are starting to look at removing hedges and lampposts and this kind of thing,
which is all you really can do.
The stick a load of chicanes in, but I
reckon that they can make it even more dangerous. I clipped the one they had at
Tandragee and came off. It didn't really need to be there, and I know most
people wanted it shifted.
And what about the TT?
Are there any improvements you would like to see made there?
Errr, I really love the TT. It's the best place to ride. I
love it because it's so long, and you can really settle in.
As far as
I don't really know. I know some of the English riders
have a few complaints, but they are maybe used to different things. In Ireland
some of the meetings can be not that well organised, so when you go to the Isle
of Man, it seems really good for us.
meetings are you planning to take in this year?
Well, I'll be doing all the roads in Ireland having a real
good crack at the Lambert and Butler and Regal Championships. I'll be doing all
the circuits, even though I don't like them all that much, mainly for
Championship points, and just to get some mileage under my belt. I'll be at all
the Internationals, the Southern and I'll probably do Jurby Road again after
the Southern.
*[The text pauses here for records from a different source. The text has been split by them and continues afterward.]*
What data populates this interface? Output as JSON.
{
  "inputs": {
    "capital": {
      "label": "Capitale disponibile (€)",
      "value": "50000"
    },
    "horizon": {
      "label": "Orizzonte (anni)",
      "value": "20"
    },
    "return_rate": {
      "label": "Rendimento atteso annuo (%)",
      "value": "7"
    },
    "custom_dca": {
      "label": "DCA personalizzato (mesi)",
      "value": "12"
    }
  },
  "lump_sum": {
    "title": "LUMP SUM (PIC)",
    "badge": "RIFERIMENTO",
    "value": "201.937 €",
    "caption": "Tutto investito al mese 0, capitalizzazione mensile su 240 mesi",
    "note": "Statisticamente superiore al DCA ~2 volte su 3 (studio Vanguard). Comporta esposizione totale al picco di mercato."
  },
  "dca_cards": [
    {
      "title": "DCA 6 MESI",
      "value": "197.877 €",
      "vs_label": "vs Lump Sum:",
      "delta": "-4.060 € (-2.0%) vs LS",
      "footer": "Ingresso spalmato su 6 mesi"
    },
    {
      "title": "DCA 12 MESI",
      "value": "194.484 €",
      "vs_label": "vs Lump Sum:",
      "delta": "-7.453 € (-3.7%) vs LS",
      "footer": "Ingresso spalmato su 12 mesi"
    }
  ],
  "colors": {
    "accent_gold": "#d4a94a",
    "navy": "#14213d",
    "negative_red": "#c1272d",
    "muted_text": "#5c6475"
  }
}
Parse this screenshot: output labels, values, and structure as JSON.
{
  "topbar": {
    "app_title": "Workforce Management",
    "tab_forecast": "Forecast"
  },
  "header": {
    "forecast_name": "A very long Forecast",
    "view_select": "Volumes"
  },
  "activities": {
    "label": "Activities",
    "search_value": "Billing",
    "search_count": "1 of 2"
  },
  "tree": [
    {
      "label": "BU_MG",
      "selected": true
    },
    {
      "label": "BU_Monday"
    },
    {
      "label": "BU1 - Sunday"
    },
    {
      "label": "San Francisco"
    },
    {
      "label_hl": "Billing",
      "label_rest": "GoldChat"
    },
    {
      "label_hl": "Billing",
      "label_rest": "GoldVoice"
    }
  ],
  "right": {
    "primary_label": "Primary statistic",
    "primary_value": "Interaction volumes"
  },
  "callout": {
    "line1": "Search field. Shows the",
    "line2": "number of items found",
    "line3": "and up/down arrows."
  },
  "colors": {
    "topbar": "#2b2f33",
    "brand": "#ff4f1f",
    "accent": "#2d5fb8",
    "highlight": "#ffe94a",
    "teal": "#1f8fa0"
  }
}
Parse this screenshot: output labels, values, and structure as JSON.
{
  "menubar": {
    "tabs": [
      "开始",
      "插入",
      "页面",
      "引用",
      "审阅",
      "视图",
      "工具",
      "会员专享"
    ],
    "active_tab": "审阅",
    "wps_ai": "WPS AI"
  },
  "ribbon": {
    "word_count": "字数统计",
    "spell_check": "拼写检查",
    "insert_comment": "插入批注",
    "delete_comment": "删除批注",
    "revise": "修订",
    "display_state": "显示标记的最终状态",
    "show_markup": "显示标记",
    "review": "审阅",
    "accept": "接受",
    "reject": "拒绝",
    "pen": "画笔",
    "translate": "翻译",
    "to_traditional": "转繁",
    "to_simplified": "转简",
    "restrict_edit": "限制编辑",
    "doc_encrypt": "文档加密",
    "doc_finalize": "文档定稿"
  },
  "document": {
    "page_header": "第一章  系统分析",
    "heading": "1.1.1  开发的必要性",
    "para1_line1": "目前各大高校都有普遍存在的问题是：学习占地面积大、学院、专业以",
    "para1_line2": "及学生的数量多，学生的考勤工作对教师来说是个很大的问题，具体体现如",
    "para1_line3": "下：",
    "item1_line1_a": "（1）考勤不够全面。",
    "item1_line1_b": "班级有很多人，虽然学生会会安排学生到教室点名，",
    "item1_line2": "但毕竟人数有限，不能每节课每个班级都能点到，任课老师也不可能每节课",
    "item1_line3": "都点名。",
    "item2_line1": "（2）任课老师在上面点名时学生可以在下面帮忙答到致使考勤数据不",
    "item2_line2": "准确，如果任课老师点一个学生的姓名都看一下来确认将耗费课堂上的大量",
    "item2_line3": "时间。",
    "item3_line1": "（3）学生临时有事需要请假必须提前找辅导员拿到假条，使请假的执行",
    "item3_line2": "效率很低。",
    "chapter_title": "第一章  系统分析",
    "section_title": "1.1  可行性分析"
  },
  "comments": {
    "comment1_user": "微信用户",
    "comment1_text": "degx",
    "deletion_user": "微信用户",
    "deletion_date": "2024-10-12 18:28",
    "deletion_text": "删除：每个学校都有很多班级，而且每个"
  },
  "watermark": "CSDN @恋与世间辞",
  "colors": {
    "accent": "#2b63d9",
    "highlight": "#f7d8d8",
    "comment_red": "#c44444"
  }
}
I really like that course and it suits my style.
With this improved machinery,
what sort of results are you aiming for this season?
Well, I'll be giving it my best shot, and would like to think
that I can start to win some more Road Races back home, and push for the top
three in the two Championships. Again, I want a good run out at the
Internationals, where I'll be happy with top sixes and anything else will be a
bit of a bonus. I just want to start winning on a regular basis.
And into the future, what are your long-term ambitions in the
Well, I'll carry on for a good while yet (laughs). As long as
Road Racing continues, I hope I'll be there somewhere, but like I said, you
just don't know what's going to happen with it. We need a really good year, and
then take it from there.
I suppose my ultimate ambition would be to win
a TT, but I'll be happy to keep racing for as long as possible with as much
success as possible.
Well it's been lovely talking
to you Adrian, and I'm sure you'll be up there this year on the new
Aye (laughs) I hope so.